Manuel Herz is an architect with his own practice in Basel, Switzerland and Cologne, Germany.

He was educated at the RWTH Aachen in Germany and at the Architectural Association in London. He has received numerous prizes and awards, published widely on Jewish architecture in Germany and has taught at the Bartlett School of Architecture in London and KTH Stockholm. [1]

He was the head of research and teaching at ETH Studio Basel: Contemporary City Institute and teaches at Harvard University’s Graduate School of Design with Jacques Herzog and Pierre de Meuron. From 2015 to 2020 he was professor of urban and territorial design at the University of Basel. Herz has published extensively on issues of diaspora and architecture. Currently, he is researching planning strategies of refugee camps and the dilemma of humanitarian action." [2]

He presented an academic paper at the Holcim Forum for Sustainable Construction 2007, organized by the Holcim Foundation for Sustainable Construction.


Select bibliography

  • Herz, Manuel, Institutionalized Experiment: The Politics of "Jewish Architecture" in Germany, Jewish Social Studies – Volume 11, Number 3, Spring/Summer 2005 (New Series), pp. 58–66 [6]
  • Herz, Manuel, Making sense of Darfur [7]
  • Herz, Manuel with Herzog, Jacques and de Meuron, Pierre: MetroBasel – The Model of a European Metropolitan Region (2009)
  • Herz, Manuel, From Camp to City – Refugee Camps of the Western Sahara, Lars Müller Publishers (2012)
  • Herz, Manuel and Rahbaran, Shadi: Nairobi: Migration Shaping the City, Lars Müller Publishers (2013)
  • Herz, Manuel: African Modernism – The Architecture of Independence, Park Books (2015) // award: FILAF D'OR 2015

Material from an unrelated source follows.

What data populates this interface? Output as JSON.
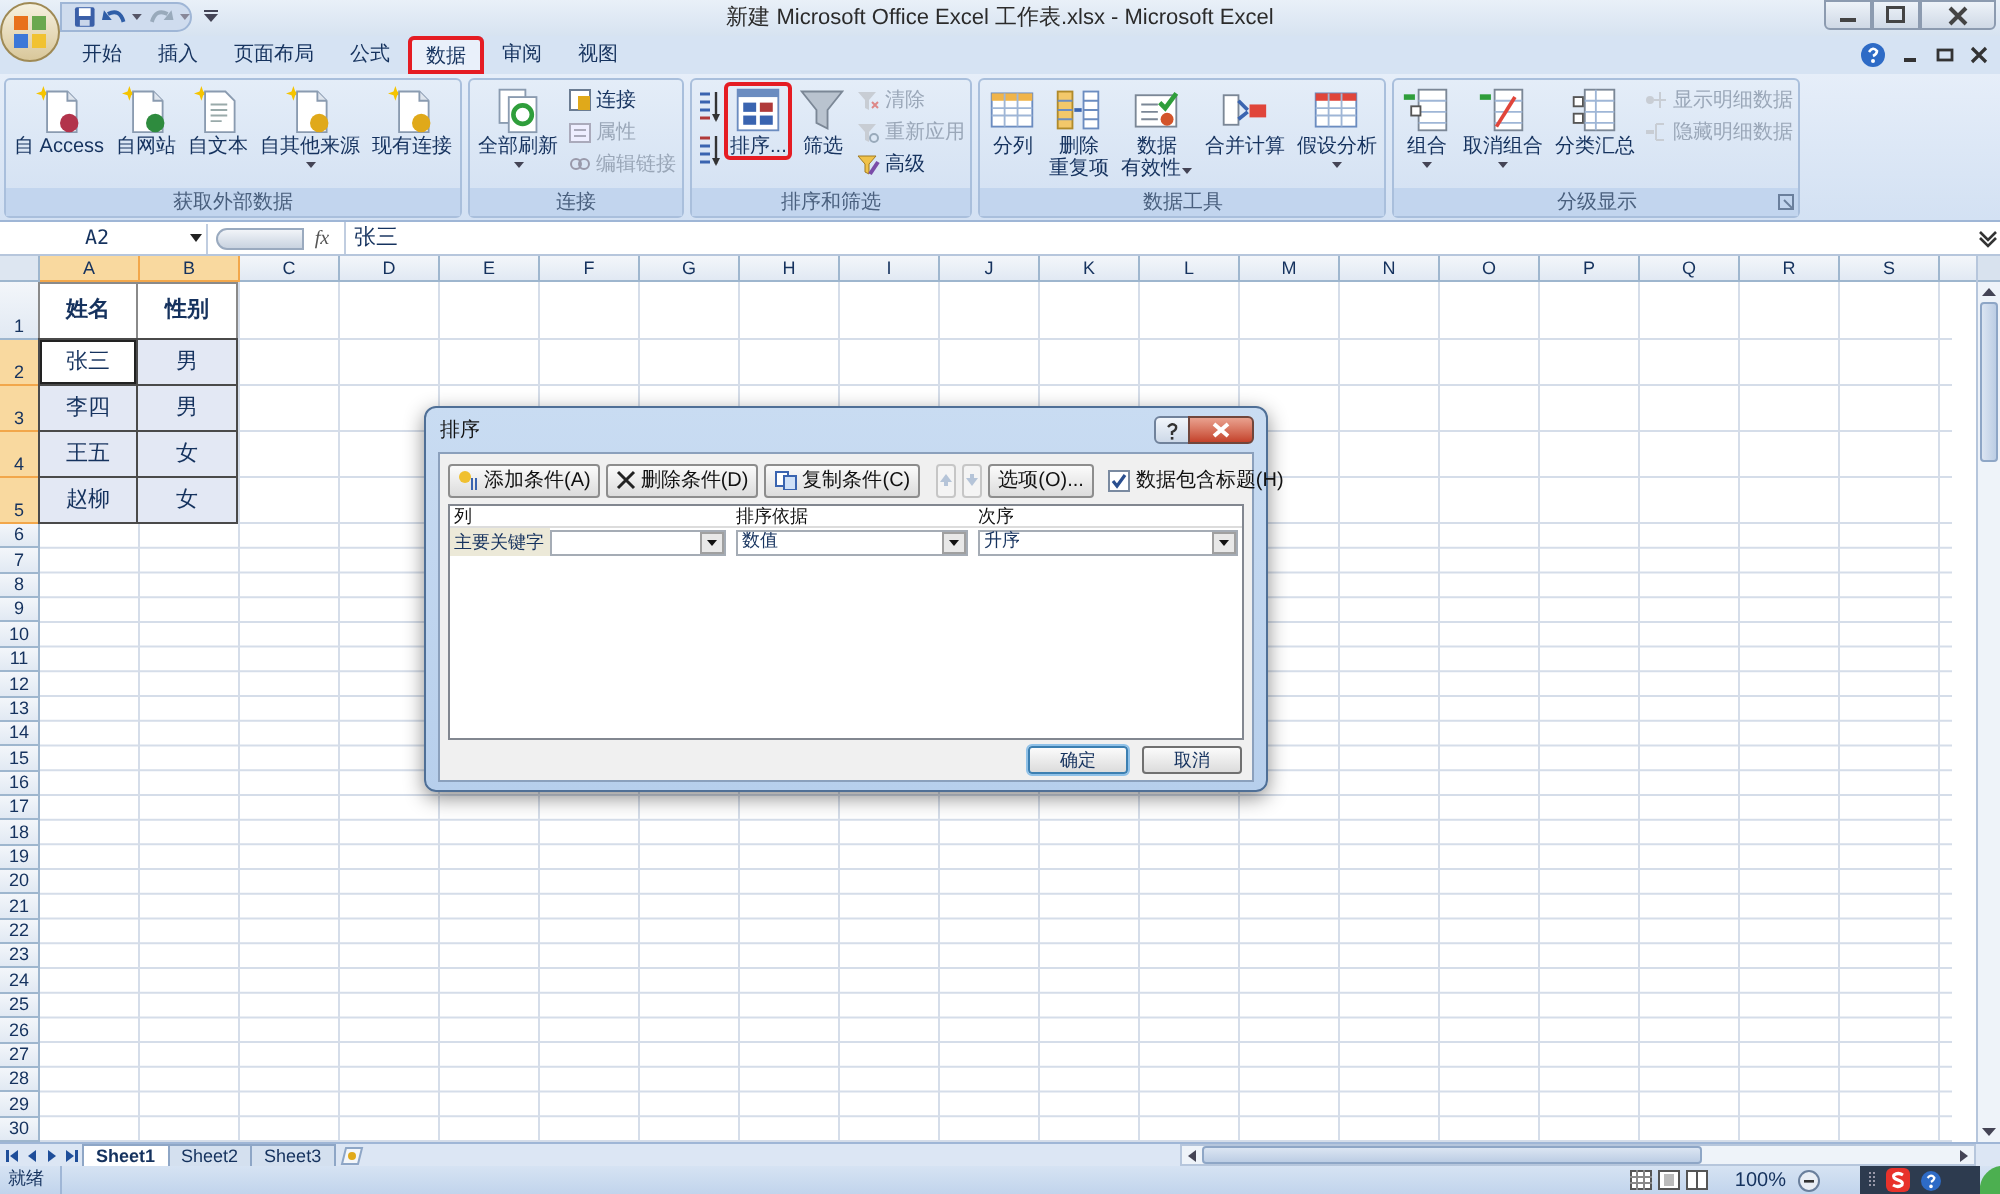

  1. ^ "Firms | Archinect". Retrieved 27 February 2022.
  2. ^ "ETH Basel | Manuel Herz". Archived from the original on 2008-12-06. Retrieved 2009-04-25.
  3. ^ Magazine, Wallpaper* (2021-05-08). "Ukraine's moving Babyn Yar Synagogue by Manuel Herz". Wallpaper*. Retrieved 2021-06-12.
  4. ^ "Manuel Herz encloses curvilinear hospital in Senegal with lattice brickwork". Dezeen. 2021-05-06. Retrieved 2021-06-12.
  5. ^ Bernstein, Fred A. (2018-08-14). "In Zurich, a Building That Dances". The New York Times. ISSN  0362-4331. Retrieved 2021-06-12.
  6. ^ "Project MUSE - Jewish Social Studies - Institutionalized Experiment: The Politics of "Jewish Architecture" in Germany". Archived from the original on 2011-06-08.
  7. ^ "Archived copy". Archived from the original on 2009-04-14. Retrieved 2009-04-25.{{ cite web}}: CS1 maint: archived copy as title ( link)